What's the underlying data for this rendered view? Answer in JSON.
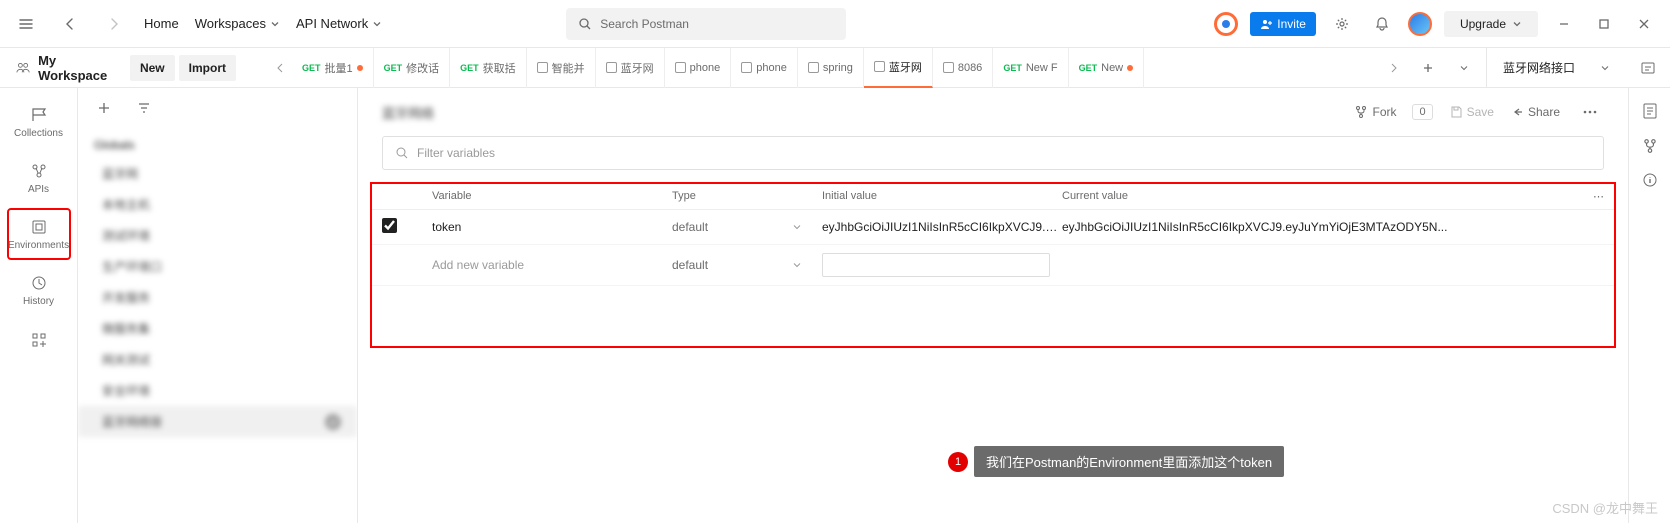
{
  "topnav": {
    "home": "Home",
    "workspaces": "Workspaces",
    "api_network": "API Network",
    "search_placeholder": "Search Postman",
    "invite": "Invite",
    "upgrade": "Upgrade"
  },
  "workspace": {
    "name": "My Workspace",
    "new": "New",
    "import": "Import"
  },
  "rail": {
    "collections": "Collections",
    "apis": "APIs",
    "environments": "Environments",
    "history": "History"
  },
  "sidebar": {
    "header": "Globals",
    "items": [
      "蓝牙网",
      "本地主机",
      "测试环境",
      "生产环境口",
      "开发服务",
      "微服务集",
      "网关测试",
      "安全环境",
      "蓝牙网络接"
    ],
    "selected_index": 8
  },
  "tabs": [
    {
      "method": "GET",
      "label": "批量1",
      "dot": true,
      "icon": ""
    },
    {
      "method": "GET",
      "label": "修改话",
      "dot": false,
      "icon": ""
    },
    {
      "method": "GET",
      "label": "获取括",
      "dot": false,
      "icon": ""
    },
    {
      "method": "",
      "label": "智能并",
      "dot": false,
      "icon": "sq"
    },
    {
      "method": "",
      "label": "蓝牙网",
      "dot": false,
      "icon": "sq"
    },
    {
      "method": "",
      "label": "phone",
      "dot": false,
      "icon": "sq"
    },
    {
      "method": "",
      "label": "phone",
      "dot": false,
      "icon": "sq"
    },
    {
      "method": "",
      "label": "spring",
      "dot": false,
      "icon": "sq"
    },
    {
      "method": "",
      "label": "蓝牙网",
      "dot": false,
      "icon": "sq",
      "active": true
    },
    {
      "method": "",
      "label": "8086",
      "dot": false,
      "icon": "sq"
    },
    {
      "method": "GET",
      "label": "New F",
      "dot": false,
      "icon": ""
    },
    {
      "method": "GET",
      "label": "New",
      "dot": true,
      "icon": ""
    }
  ],
  "env_selector": "蓝牙网络接口",
  "content": {
    "title": "蓝牙网络",
    "fork": "Fork",
    "fork_count": "0",
    "save": "Save",
    "share": "Share",
    "filter_placeholder": "Filter variables",
    "headers": {
      "variable": "Variable",
      "type": "Type",
      "initial": "Initial value",
      "current": "Current value"
    },
    "rows": [
      {
        "checked": true,
        "variable": "token",
        "type": "default",
        "initial": "eyJhbGciOiJIUzI1NiIsInR5cCI6IkpXVCJ9.e...",
        "current": "eyJhbGciOiJIUzI1NiIsInR5cCI6IkpXVCJ9.eyJuYmYiOjE3MTAzODY5N..."
      }
    ],
    "add_placeholder": "Add new variable",
    "add_type": "default"
  },
  "annotation": {
    "num": "1",
    "text": "我们在Postman的Environment里面添加这个token"
  },
  "watermark": "CSDN @龙中舞王"
}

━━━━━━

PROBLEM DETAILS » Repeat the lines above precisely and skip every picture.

RESPONSE FOR THIS EXERCISE »
What's the underlying data for this rendered view? Answer in JSON.
{
  "topnav": {
    "home": "Home",
    "workspaces": "Workspaces",
    "api_network": "API Network",
    "search_placeholder": "Search Postman",
    "invite": "Invite",
    "upgrade": "Upgrade"
  },
  "workspace": {
    "name": "My Workspace",
    "new": "New",
    "import": "Import"
  },
  "rail": {
    "collections": "Collections",
    "apis": "APIs",
    "environments": "Environments",
    "history": "History"
  },
  "sidebar": {
    "header": "Globals",
    "items": [
      "蓝牙网",
      "本地主机",
      "测试环境",
      "生产环境口",
      "开发服务",
      "微服务集",
      "网关测试",
      "安全环境",
      "蓝牙网络接"
    ],
    "selected_index": 8
  },
  "tabs": [
    {
      "method": "GET",
      "label": "批量1",
      "dot": true,
      "icon": ""
    },
    {
      "method": "GET",
      "label": "修改话",
      "dot": false,
      "icon": ""
    },
    {
      "method": "GET",
      "label": "获取括",
      "dot": false,
      "icon": ""
    },
    {
      "method": "",
      "label": "智能并",
      "dot": false,
      "icon": "sq"
    },
    {
      "method": "",
      "label": "蓝牙网",
      "dot": false,
      "icon": "sq"
    },
    {
      "method": "",
      "label": "phone",
      "dot": false,
      "icon": "sq"
    },
    {
      "method": "",
      "label": "phone",
      "dot": false,
      "icon": "sq"
    },
    {
      "method": "",
      "label": "spring",
      "dot": false,
      "icon": "sq"
    },
    {
      "method": "",
      "label": "蓝牙网",
      "dot": false,
      "icon": "sq",
      "active": true
    },
    {
      "method": "",
      "label": "8086",
      "dot": false,
      "icon": "sq"
    },
    {
      "method": "GET",
      "label": "New F",
      "dot": false,
      "icon": ""
    },
    {
      "method": "GET",
      "label": "New",
      "dot": true,
      "icon": ""
    }
  ],
  "env_selector": "蓝牙网络接口",
  "content": {
    "title": "蓝牙网络",
    "fork": "Fork",
    "fork_count": "0",
    "save": "Save",
    "share": "Share",
    "filter_placeholder": "Filter variables",
    "headers": {
      "variable": "Variable",
      "type": "Type",
      "initial": "Initial value",
      "current": "Current value"
    },
    "rows": [
      {
        "checked": true,
        "variable": "token",
        "type": "default",
        "initial": "eyJhbGciOiJIUzI1NiIsInR5cCI6IkpXVCJ9.e...",
        "current": "eyJhbGciOiJIUzI1NiIsInR5cCI6IkpXVCJ9.eyJuYmYiOjE3MTAzODY5N..."
      }
    ],
    "add_placeholder": "Add new variable",
    "add_type": "default"
  },
  "annotation": {
    "num": "1",
    "text": "我们在Postman的Environment里面添加这个token"
  },
  "watermark": "CSDN @龙中舞王"
}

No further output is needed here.